SD43 cuts energy use but pays a price
School District 43's green initiatives have resulted in a 20% reduction in carbon emissions but the effort hasn't come without a cost.
The cash-strapped district has shelled out more than $1 million to Pacific Carbon Trust in offsets for its electricity, natural gas, paper and fleet vehicle emissions — approximately $754,000 more than it has received in provincial grants to make schools more energy efficient.
SD43's energy and sustainability principal, Dave Sands, said the dollars don't necessarily add up but the district should take pride in its accomplishments because behavioural changes have made a difference in reducing the district's carbon footprint.

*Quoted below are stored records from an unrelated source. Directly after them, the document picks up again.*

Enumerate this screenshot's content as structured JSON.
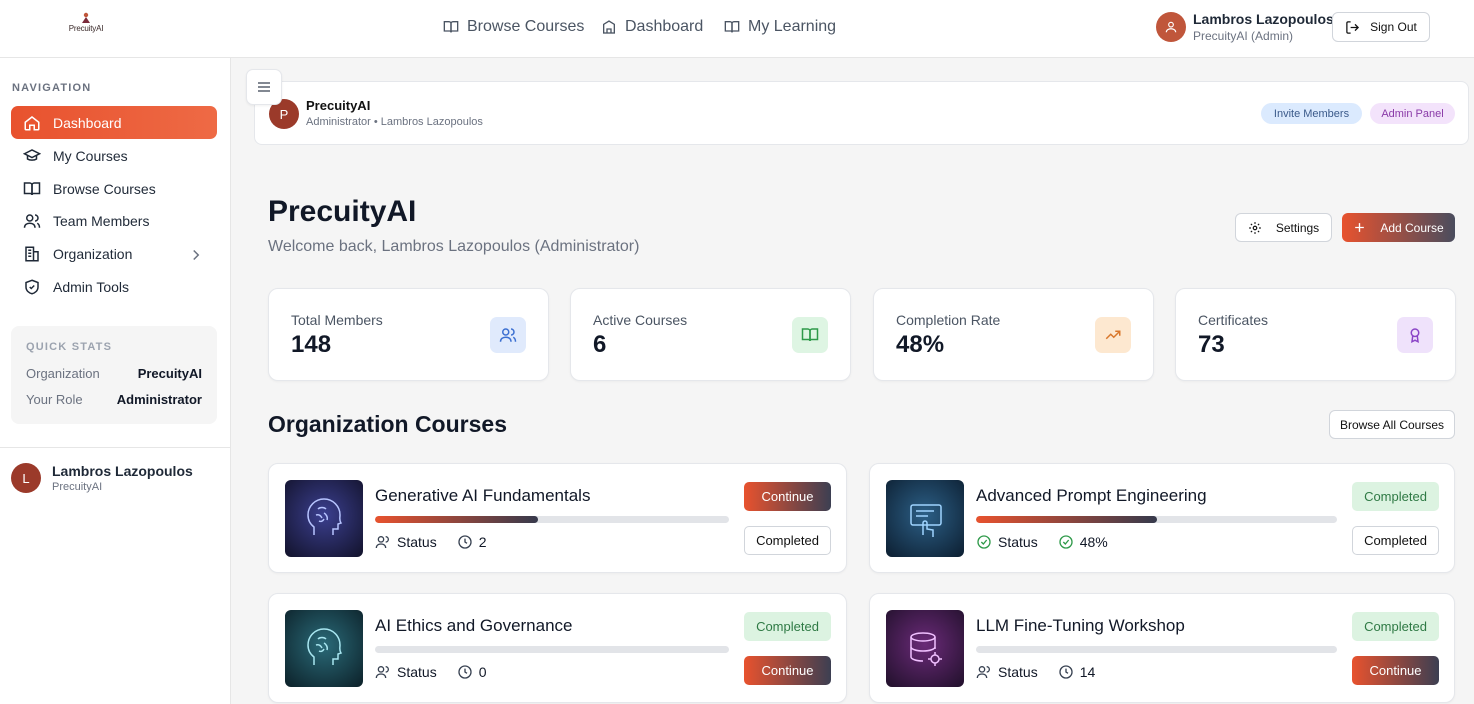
{
  "brand": {
    "logo_text": "PrecuityAI"
  },
  "topnav": {
    "links": [
      {
        "label": "Browse Courses",
        "icon": "book-icon"
      },
      {
        "label": "Dashboard",
        "icon": "building-icon"
      },
      {
        "label": "My Learning",
        "icon": "book-icon"
      }
    ],
    "user": {
      "name": "Lambros Lazopoulos",
      "subtitle": "PrecuityAI (Admin)"
    },
    "signout_label": "Sign Out"
  },
  "sidebar": {
    "heading": "NAVIGATION",
    "items": [
      {
        "label": "Dashboard",
        "icon": "home-icon",
        "active": true
      },
      {
        "label": "My Courses",
        "icon": "graduation-cap-icon"
      },
      {
        "label": "Browse Courses",
        "icon": "book-icon"
      },
      {
        "label": "Team Members",
        "icon": "users-icon"
      },
      {
        "label": "Organization",
        "icon": "building-icon",
        "has_submenu": true
      },
      {
        "label": "Admin Tools",
        "icon": "shield-icon"
      }
    ],
    "quick_stats": {
      "heading": "QUICK STATS",
      "rows": [
        {
          "key": "Organization",
          "value": "PrecuityAI"
        },
        {
          "key": "Your Role",
          "value": "Administrator"
        }
      ]
    },
    "user": {
      "initial": "L",
      "name": "Lambros Lazopoulos",
      "org": "PrecuityAI"
    }
  },
  "org_header": {
    "initial": "P",
    "name": "PrecuityAI",
    "subtitle": "Administrator • Lambros Lazopoulos",
    "invite_label": "Invite Members",
    "admin_label": "Admin Panel"
  },
  "page": {
    "title": "PrecuityAI",
    "welcome": "Welcome back, Lambros Lazopoulos (Administrator)",
    "settings_label": "Settings",
    "add_course_label": "Add Course"
  },
  "stats": [
    {
      "label": "Total Members",
      "value": "148",
      "icon": "users-icon",
      "color": "#e0eafc",
      "icon_color": "#3b6fd1"
    },
    {
      "label": "Active Courses",
      "value": "6",
      "icon": "book-open-icon",
      "color": "#def5e3",
      "icon_color": "#2f9a4a"
    },
    {
      "label": "Completion Rate",
      "value": "48%",
      "icon": "trending-up-icon",
      "color": "#fde8d0",
      "icon_color": "#d9772b"
    },
    {
      "label": "Certificates",
      "value": "73",
      "icon": "award-icon",
      "color": "#efe2fb",
      "icon_color": "#8b45c7"
    }
  ],
  "courses_section": {
    "title": "Organization Courses",
    "browse_all_label": "Browse All Courses",
    "courses": [
      {
        "title": "Generative AI Fundamentals",
        "progress": 0.46,
        "meta_icon": "users-icon",
        "meta_label": "Status",
        "count_icon": "clock-icon",
        "count": "2",
        "primary": {
          "label": "Continue",
          "style": "continue"
        },
        "secondary": {
          "label": "Completed",
          "style": "outline"
        },
        "image_icon": "brain-head-icon"
      },
      {
        "title": "Advanced Prompt Engineering",
        "progress": 0.5,
        "meta_icon": "check-circle-icon",
        "meta_label": "Status",
        "count_icon": "check-circle-icon",
        "count": "48%",
        "primary": {
          "label": "Completed",
          "style": "done"
        },
        "secondary": {
          "label": "Completed",
          "style": "outline"
        },
        "image_icon": "screen-touch-icon"
      },
      {
        "title": "AI Ethics and Governance",
        "progress": 0.0,
        "meta_icon": "users-icon",
        "meta_label": "Status",
        "count_icon": "clock-icon",
        "count": "0",
        "primary": {
          "label": "Completed",
          "style": "done"
        },
        "secondary": {
          "label": "Continue",
          "style": "continue"
        },
        "image_icon": "brain-head-icon"
      },
      {
        "title": "LLM Fine-Tuning Workshop",
        "progress": 0.0,
        "meta_icon": "users-icon",
        "meta_label": "Status",
        "count_icon": "clock-icon",
        "count": "14",
        "primary": {
          "label": "Completed",
          "style": "done"
        },
        "secondary": {
          "label": "Continue",
          "style": "continue"
        },
        "image_icon": "database-icon"
      }
    ]
  }
}
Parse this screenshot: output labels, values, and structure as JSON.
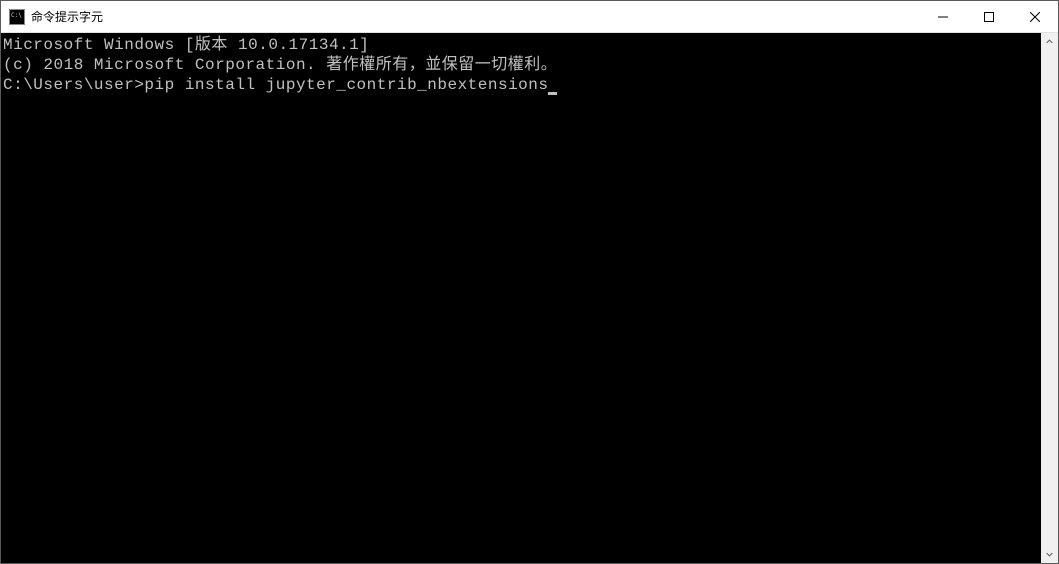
{
  "window": {
    "title": "命令提示字元"
  },
  "terminal": {
    "line1": "Microsoft Windows [版本 10.0.17134.1]",
    "line2": "(c) 2018 Microsoft Corporation. 著作權所有，並保留一切權利。",
    "line3": "",
    "prompt": "C:\\Users\\user>",
    "command": "pip install jupyter_contrib_nbextensions"
  }
}
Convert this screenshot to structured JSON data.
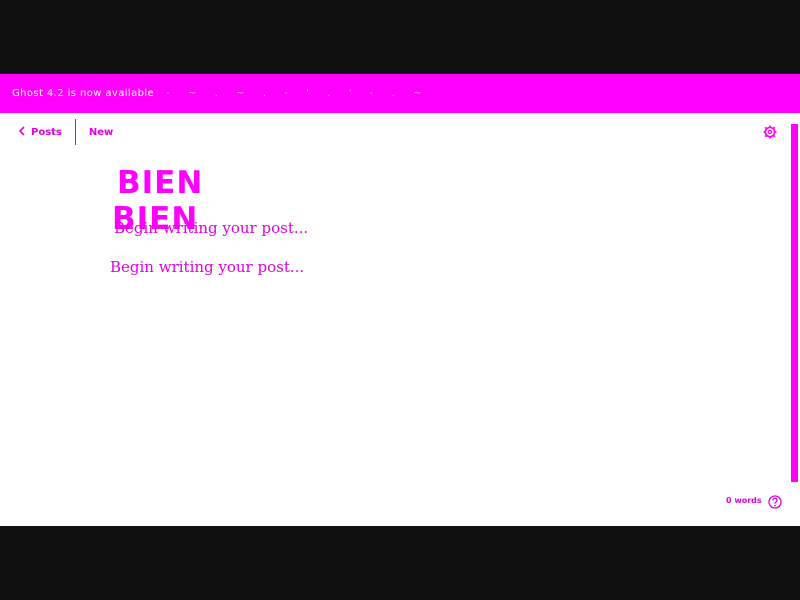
{
  "banner": {
    "text": "Ghost 4.2 is now available",
    "trailing": "-     ~     .     ~     .     -     '     .     '     -     .     ~"
  },
  "nav": {
    "back_label": "Posts",
    "status_label": "New"
  },
  "editor": {
    "title_text": "BIEN",
    "title_ghost_text": "BIEN",
    "body_placeholder": "Begin writing your post...",
    "body_ghost_placeholder": "Begin writing your post..."
  },
  "footer": {
    "word_count": "0 words"
  },
  "icons": {
    "back": "chevron-left-icon",
    "settings": "gear-icon",
    "help": "question-circle-icon"
  },
  "colors": {
    "accent": "#ff00ff",
    "text_accent": "#e000e0",
    "background": "#ffffff",
    "frame": "#0f0f0f"
  }
}
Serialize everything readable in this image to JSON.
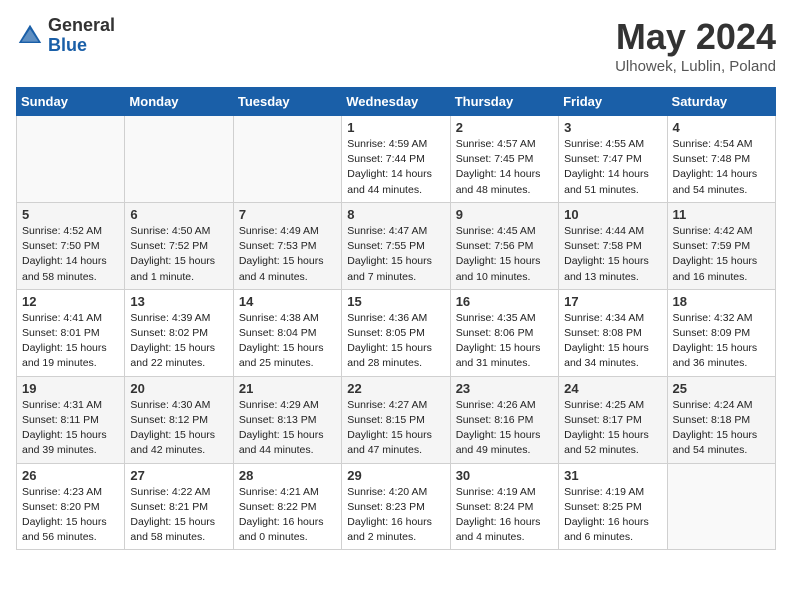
{
  "header": {
    "logo_general": "General",
    "logo_blue": "Blue",
    "month_title": "May 2024",
    "location": "Ulhowek, Lublin, Poland"
  },
  "weekdays": [
    "Sunday",
    "Monday",
    "Tuesday",
    "Wednesday",
    "Thursday",
    "Friday",
    "Saturday"
  ],
  "weeks": [
    [
      {
        "day": "",
        "info": ""
      },
      {
        "day": "",
        "info": ""
      },
      {
        "day": "",
        "info": ""
      },
      {
        "day": "1",
        "info": "Sunrise: 4:59 AM\nSunset: 7:44 PM\nDaylight: 14 hours\nand 44 minutes."
      },
      {
        "day": "2",
        "info": "Sunrise: 4:57 AM\nSunset: 7:45 PM\nDaylight: 14 hours\nand 48 minutes."
      },
      {
        "day": "3",
        "info": "Sunrise: 4:55 AM\nSunset: 7:47 PM\nDaylight: 14 hours\nand 51 minutes."
      },
      {
        "day": "4",
        "info": "Sunrise: 4:54 AM\nSunset: 7:48 PM\nDaylight: 14 hours\nand 54 minutes."
      }
    ],
    [
      {
        "day": "5",
        "info": "Sunrise: 4:52 AM\nSunset: 7:50 PM\nDaylight: 14 hours\nand 58 minutes."
      },
      {
        "day": "6",
        "info": "Sunrise: 4:50 AM\nSunset: 7:52 PM\nDaylight: 15 hours\nand 1 minute."
      },
      {
        "day": "7",
        "info": "Sunrise: 4:49 AM\nSunset: 7:53 PM\nDaylight: 15 hours\nand 4 minutes."
      },
      {
        "day": "8",
        "info": "Sunrise: 4:47 AM\nSunset: 7:55 PM\nDaylight: 15 hours\nand 7 minutes."
      },
      {
        "day": "9",
        "info": "Sunrise: 4:45 AM\nSunset: 7:56 PM\nDaylight: 15 hours\nand 10 minutes."
      },
      {
        "day": "10",
        "info": "Sunrise: 4:44 AM\nSunset: 7:58 PM\nDaylight: 15 hours\nand 13 minutes."
      },
      {
        "day": "11",
        "info": "Sunrise: 4:42 AM\nSunset: 7:59 PM\nDaylight: 15 hours\nand 16 minutes."
      }
    ],
    [
      {
        "day": "12",
        "info": "Sunrise: 4:41 AM\nSunset: 8:01 PM\nDaylight: 15 hours\nand 19 minutes."
      },
      {
        "day": "13",
        "info": "Sunrise: 4:39 AM\nSunset: 8:02 PM\nDaylight: 15 hours\nand 22 minutes."
      },
      {
        "day": "14",
        "info": "Sunrise: 4:38 AM\nSunset: 8:04 PM\nDaylight: 15 hours\nand 25 minutes."
      },
      {
        "day": "15",
        "info": "Sunrise: 4:36 AM\nSunset: 8:05 PM\nDaylight: 15 hours\nand 28 minutes."
      },
      {
        "day": "16",
        "info": "Sunrise: 4:35 AM\nSunset: 8:06 PM\nDaylight: 15 hours\nand 31 minutes."
      },
      {
        "day": "17",
        "info": "Sunrise: 4:34 AM\nSunset: 8:08 PM\nDaylight: 15 hours\nand 34 minutes."
      },
      {
        "day": "18",
        "info": "Sunrise: 4:32 AM\nSunset: 8:09 PM\nDaylight: 15 hours\nand 36 minutes."
      }
    ],
    [
      {
        "day": "19",
        "info": "Sunrise: 4:31 AM\nSunset: 8:11 PM\nDaylight: 15 hours\nand 39 minutes."
      },
      {
        "day": "20",
        "info": "Sunrise: 4:30 AM\nSunset: 8:12 PM\nDaylight: 15 hours\nand 42 minutes."
      },
      {
        "day": "21",
        "info": "Sunrise: 4:29 AM\nSunset: 8:13 PM\nDaylight: 15 hours\nand 44 minutes."
      },
      {
        "day": "22",
        "info": "Sunrise: 4:27 AM\nSunset: 8:15 PM\nDaylight: 15 hours\nand 47 minutes."
      },
      {
        "day": "23",
        "info": "Sunrise: 4:26 AM\nSunset: 8:16 PM\nDaylight: 15 hours\nand 49 minutes."
      },
      {
        "day": "24",
        "info": "Sunrise: 4:25 AM\nSunset: 8:17 PM\nDaylight: 15 hours\nand 52 minutes."
      },
      {
        "day": "25",
        "info": "Sunrise: 4:24 AM\nSunset: 8:18 PM\nDaylight: 15 hours\nand 54 minutes."
      }
    ],
    [
      {
        "day": "26",
        "info": "Sunrise: 4:23 AM\nSunset: 8:20 PM\nDaylight: 15 hours\nand 56 minutes."
      },
      {
        "day": "27",
        "info": "Sunrise: 4:22 AM\nSunset: 8:21 PM\nDaylight: 15 hours\nand 58 minutes."
      },
      {
        "day": "28",
        "info": "Sunrise: 4:21 AM\nSunset: 8:22 PM\nDaylight: 16 hours\nand 0 minutes."
      },
      {
        "day": "29",
        "info": "Sunrise: 4:20 AM\nSunset: 8:23 PM\nDaylight: 16 hours\nand 2 minutes."
      },
      {
        "day": "30",
        "info": "Sunrise: 4:19 AM\nSunset: 8:24 PM\nDaylight: 16 hours\nand 4 minutes."
      },
      {
        "day": "31",
        "info": "Sunrise: 4:19 AM\nSunset: 8:25 PM\nDaylight: 16 hours\nand 6 minutes."
      },
      {
        "day": "",
        "info": ""
      }
    ]
  ]
}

In 2010, when the district began to keep track of emissions in accordance with provincial carbon neutral requirements, it spent $290,025 for 11,6490 tonnes of C02e emissions.
This year, the district's CO2e emissions were 9,329 tonnes and it paid out $239,950 to the Pacific Carbon Trust.
"It comes with a cost," Sands told trustees at Tuesday's board of education, "but the great thing is there is significant improvement."
Trustees weren't convinced, however, that paying carbon offset money is helping students in the classroom and opted to send a letter of complaint to the government and local MLAs.
"We want that money to go to education," Port Moody Trustee Keith Watkins said.
The lobbying effort comes as the province moves to make changes to its carbon neutral program. Sands said information about the transition hasn't yet been communicated to districts.
Meanwhile, Sands lauded district efforts to pare down electricity, fuel and paper use by changing behaviour and installing more energy efficient lighting and heating systems.
He said the district is planning further changes to cut down on paper consumption by reducing the number of photocopiers, buying more efficient ones and tracking their use.
The change is necessary, according to superintendent Tom Grant, because the district now uses so much paper that, if the a year's worth of packages were lined up end to end, they would stretch 13.9 km, equivalent to the distance from the board office on Poirier Street in Coquitlam to Coquitlam Centre mall — and back.